#### Prompt:
Copy each line of the material in which the word "Insert" appears.

┌─ Dataset excerpts

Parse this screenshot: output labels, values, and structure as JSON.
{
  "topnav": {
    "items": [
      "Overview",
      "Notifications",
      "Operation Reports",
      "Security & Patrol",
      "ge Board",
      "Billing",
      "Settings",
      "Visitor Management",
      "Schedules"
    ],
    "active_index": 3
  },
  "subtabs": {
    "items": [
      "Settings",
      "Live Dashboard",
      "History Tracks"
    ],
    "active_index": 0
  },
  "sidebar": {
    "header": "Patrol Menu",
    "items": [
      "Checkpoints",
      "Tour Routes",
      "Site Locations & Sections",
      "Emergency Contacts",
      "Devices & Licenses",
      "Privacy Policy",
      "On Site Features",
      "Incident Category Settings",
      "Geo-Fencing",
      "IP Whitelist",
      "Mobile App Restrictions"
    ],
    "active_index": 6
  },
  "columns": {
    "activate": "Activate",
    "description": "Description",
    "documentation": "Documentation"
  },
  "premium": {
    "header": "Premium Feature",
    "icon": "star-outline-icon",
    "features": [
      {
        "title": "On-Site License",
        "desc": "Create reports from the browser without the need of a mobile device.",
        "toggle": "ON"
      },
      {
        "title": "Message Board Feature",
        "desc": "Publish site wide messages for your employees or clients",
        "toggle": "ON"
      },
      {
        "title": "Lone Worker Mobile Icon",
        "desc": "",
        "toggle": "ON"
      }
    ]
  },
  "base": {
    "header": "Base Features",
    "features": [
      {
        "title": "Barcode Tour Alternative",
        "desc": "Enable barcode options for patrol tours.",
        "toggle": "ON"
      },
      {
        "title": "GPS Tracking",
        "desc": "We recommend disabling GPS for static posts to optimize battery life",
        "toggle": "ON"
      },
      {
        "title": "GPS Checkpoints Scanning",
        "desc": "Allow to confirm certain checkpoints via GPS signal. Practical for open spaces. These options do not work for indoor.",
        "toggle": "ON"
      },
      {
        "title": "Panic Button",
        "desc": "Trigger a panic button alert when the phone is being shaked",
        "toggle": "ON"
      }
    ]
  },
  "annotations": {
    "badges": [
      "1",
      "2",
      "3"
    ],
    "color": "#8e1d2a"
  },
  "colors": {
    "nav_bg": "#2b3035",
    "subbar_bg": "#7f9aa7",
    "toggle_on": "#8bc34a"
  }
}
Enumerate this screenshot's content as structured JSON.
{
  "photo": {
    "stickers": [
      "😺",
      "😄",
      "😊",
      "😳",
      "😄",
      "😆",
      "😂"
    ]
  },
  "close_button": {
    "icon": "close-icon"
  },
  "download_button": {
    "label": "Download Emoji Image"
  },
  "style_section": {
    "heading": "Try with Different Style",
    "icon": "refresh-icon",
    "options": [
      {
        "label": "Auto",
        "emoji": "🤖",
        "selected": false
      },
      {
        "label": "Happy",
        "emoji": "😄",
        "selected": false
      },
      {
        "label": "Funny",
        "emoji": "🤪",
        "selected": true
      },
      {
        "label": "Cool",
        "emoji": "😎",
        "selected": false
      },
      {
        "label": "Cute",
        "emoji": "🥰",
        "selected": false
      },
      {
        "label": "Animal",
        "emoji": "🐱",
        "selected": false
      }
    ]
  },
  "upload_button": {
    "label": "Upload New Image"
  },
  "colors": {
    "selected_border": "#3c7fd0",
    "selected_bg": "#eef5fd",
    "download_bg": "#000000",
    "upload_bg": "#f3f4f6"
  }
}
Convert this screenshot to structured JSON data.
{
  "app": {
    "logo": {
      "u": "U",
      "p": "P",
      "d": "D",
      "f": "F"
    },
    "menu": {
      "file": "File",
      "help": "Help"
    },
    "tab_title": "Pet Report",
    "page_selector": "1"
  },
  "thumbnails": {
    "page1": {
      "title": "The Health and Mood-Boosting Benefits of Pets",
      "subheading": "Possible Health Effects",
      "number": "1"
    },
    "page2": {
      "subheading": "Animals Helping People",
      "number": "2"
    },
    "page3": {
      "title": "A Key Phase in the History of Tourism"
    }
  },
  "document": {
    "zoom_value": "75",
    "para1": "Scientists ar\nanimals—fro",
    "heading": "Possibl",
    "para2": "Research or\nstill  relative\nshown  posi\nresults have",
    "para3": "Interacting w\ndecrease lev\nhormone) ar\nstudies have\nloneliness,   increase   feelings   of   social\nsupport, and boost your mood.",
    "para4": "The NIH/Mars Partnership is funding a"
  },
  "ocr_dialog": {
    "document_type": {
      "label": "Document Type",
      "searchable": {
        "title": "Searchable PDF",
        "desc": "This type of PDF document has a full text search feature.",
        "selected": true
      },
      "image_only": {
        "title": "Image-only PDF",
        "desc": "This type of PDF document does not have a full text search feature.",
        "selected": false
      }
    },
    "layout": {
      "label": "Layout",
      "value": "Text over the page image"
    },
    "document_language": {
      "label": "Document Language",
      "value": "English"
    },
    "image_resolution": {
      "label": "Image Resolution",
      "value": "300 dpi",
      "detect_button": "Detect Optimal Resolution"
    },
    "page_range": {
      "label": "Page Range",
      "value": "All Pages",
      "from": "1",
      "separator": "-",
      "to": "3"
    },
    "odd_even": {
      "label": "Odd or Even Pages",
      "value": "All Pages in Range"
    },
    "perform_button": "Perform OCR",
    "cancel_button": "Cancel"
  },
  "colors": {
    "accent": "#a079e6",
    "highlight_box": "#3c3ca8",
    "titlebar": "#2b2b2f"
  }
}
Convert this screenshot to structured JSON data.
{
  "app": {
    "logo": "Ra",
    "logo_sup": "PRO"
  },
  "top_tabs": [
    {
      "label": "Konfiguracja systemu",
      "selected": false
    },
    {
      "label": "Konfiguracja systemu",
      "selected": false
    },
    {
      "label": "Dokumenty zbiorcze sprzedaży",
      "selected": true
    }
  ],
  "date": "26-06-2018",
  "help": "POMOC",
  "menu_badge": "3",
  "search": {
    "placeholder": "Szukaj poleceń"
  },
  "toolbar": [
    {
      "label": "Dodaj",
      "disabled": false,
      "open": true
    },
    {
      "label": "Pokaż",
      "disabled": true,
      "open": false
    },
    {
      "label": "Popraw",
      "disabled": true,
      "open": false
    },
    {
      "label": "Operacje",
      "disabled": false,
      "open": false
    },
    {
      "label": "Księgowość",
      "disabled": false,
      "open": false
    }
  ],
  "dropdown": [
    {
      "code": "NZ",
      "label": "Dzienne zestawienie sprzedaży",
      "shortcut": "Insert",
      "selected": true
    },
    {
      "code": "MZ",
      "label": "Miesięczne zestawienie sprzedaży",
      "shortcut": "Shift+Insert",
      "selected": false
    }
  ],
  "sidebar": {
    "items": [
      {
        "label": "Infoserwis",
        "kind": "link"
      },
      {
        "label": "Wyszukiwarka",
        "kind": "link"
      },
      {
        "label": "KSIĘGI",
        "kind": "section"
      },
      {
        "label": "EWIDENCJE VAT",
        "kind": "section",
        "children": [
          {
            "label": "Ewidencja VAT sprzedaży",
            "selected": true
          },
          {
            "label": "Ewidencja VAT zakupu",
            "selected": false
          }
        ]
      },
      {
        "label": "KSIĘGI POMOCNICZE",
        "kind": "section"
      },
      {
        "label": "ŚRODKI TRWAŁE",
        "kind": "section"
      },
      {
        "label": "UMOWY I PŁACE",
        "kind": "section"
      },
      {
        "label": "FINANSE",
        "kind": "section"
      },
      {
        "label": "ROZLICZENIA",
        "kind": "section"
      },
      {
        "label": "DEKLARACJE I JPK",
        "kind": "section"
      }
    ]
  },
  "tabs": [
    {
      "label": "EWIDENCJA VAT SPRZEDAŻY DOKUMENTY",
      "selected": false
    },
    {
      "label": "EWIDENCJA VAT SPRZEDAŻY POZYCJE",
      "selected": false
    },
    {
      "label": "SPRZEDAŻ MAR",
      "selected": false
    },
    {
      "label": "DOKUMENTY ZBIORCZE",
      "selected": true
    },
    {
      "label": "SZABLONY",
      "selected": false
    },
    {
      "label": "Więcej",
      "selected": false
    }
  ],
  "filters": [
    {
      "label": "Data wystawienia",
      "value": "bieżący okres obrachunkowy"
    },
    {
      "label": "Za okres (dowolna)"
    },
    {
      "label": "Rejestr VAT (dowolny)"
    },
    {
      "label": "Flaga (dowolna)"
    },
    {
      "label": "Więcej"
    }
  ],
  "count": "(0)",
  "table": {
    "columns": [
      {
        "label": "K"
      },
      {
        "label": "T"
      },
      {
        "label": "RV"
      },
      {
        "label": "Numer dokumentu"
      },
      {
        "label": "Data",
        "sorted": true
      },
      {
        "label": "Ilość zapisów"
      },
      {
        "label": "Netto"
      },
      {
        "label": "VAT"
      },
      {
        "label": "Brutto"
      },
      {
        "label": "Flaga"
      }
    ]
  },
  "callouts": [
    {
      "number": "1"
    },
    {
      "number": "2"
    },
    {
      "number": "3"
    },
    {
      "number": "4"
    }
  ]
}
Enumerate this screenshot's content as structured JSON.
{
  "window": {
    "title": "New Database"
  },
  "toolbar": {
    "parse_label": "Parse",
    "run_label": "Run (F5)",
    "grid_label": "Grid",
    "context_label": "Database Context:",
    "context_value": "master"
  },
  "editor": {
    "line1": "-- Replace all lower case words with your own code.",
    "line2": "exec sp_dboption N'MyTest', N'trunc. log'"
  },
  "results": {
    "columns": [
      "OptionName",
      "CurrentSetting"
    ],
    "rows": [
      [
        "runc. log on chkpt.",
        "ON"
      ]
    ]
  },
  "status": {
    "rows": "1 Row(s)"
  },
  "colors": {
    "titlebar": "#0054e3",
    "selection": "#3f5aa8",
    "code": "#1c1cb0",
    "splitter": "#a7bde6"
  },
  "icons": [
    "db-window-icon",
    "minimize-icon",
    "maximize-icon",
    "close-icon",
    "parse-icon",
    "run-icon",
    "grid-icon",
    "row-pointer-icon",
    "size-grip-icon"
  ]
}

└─

#### Result below:
      "shortcut": "Insert",
      "shortcut": "Shift+Insert",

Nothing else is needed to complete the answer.